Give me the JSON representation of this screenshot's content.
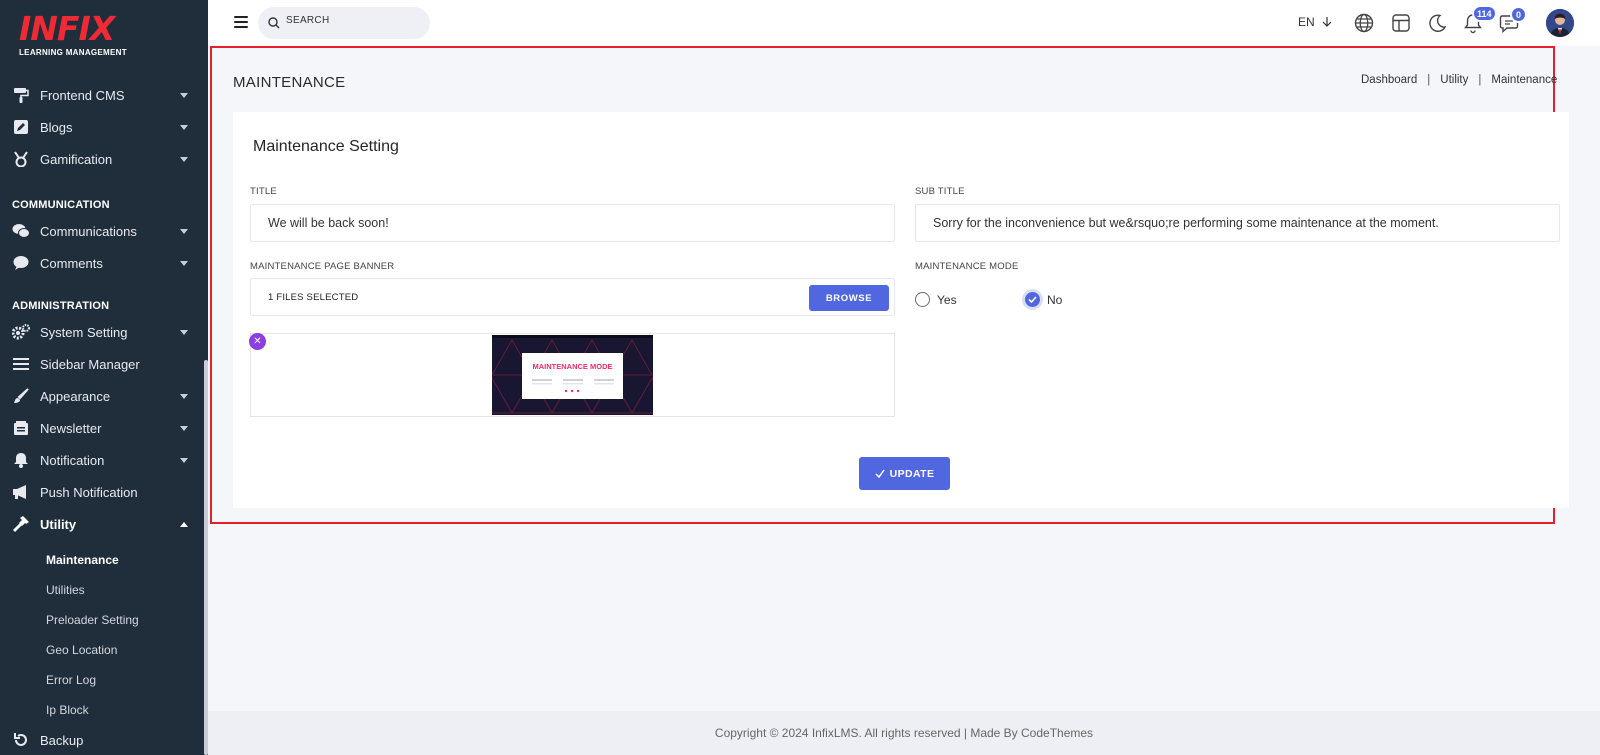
{
  "brand": {
    "logo_text": "INFIX",
    "logo_sub": "LEARNING MANAGEMENT",
    "accent": "#5067df",
    "sidebar_bg": "#202e3b",
    "highlight": "#e5202a"
  },
  "sidebar": {
    "items_top": [
      {
        "label": "Frontend CMS",
        "icon": "paint-roller-icon"
      },
      {
        "label": "Blogs",
        "icon": "edit-icon"
      },
      {
        "label": "Gamification",
        "icon": "medal-icon"
      }
    ],
    "communication_title": "COMMUNICATION",
    "items_comm": [
      {
        "label": "Communications",
        "icon": "chat-icon"
      },
      {
        "label": "Comments",
        "icon": "comment-icon"
      }
    ],
    "administration_title": "ADMINISTRATION",
    "items_admin": [
      {
        "label": "System Setting",
        "icon": "gears-icon"
      },
      {
        "label": "Sidebar Manager",
        "icon": "list-icon"
      },
      {
        "label": "Appearance",
        "icon": "brush-icon"
      },
      {
        "label": "Newsletter",
        "icon": "newspaper-icon"
      },
      {
        "label": "Notification",
        "icon": "bell-icon"
      },
      {
        "label": "Push Notification",
        "icon": "megaphone-icon"
      },
      {
        "label": "Utility",
        "icon": "hammer-icon"
      }
    ],
    "utility_sub": [
      "Maintenance",
      "Utilities",
      "Preloader Setting",
      "Geo Location",
      "Error Log",
      "Ip Block"
    ],
    "backup_label": "Backup"
  },
  "topbar": {
    "search_placeholder": "SEARCH",
    "lang": "EN",
    "notifications_count": "114",
    "messages_count": "0"
  },
  "page": {
    "title": "MAINTENANCE",
    "breadcrumb": [
      "Dashboard",
      "Utility",
      "Maintenance"
    ],
    "card_title": "Maintenance Setting",
    "title_label": "TITLE",
    "title_value": "We will be back soon!",
    "subtitle_label": "SUB TITLE",
    "subtitle_value": "Sorry for the inconvenience but we&rsquo;re performing some maintenance at the moment.",
    "banner_label": "MAINTENANCE PAGE BANNER",
    "files_selected": "1 FILES SELECTED",
    "browse_label": "BROWSE",
    "banner_preview_title": "MAINTENANCE MODE",
    "mode_label": "MAINTENANCE MODE",
    "mode_options": [
      "Yes",
      "No"
    ],
    "mode_selected": "No",
    "update_label": "UPDATE"
  },
  "footer": {
    "text": "Copyright © 2024 InfixLMS. All rights reserved | Made By CodeThemes"
  }
}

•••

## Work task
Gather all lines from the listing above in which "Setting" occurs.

## Answer for the task
        "label": "System Setting",
      "Preloader Setting",
    "card_title": "Maintenance Setting",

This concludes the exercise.